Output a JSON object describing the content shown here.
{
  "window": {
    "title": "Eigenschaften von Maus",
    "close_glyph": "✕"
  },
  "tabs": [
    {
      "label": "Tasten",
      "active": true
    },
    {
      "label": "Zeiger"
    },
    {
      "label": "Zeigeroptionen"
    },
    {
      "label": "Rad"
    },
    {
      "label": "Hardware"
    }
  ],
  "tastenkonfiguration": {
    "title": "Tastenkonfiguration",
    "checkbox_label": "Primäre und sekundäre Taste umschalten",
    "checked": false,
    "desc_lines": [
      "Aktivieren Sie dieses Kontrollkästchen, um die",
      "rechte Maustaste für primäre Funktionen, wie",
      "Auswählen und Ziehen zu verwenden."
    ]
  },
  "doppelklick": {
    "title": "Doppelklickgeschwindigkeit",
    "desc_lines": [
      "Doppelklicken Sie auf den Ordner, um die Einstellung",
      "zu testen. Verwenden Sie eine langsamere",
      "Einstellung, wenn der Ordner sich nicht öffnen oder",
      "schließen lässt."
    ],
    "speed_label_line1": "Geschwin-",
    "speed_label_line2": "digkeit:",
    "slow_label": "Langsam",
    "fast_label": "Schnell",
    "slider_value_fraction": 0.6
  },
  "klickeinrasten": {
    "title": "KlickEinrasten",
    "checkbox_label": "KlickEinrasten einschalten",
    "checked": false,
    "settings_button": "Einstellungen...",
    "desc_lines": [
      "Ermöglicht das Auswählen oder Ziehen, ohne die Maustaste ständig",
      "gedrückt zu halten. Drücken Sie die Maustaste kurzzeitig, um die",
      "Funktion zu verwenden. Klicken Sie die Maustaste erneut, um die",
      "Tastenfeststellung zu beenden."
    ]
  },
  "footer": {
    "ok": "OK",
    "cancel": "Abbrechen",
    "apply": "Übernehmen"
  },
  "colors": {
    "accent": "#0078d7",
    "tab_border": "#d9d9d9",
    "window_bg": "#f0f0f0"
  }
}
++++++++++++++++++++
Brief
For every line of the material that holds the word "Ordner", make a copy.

Response to the exercise
      "Doppelklicken Sie auf den Ordner, um die Einstellung",
      "Einstellung, wenn der Ordner sich nicht öffnen oder",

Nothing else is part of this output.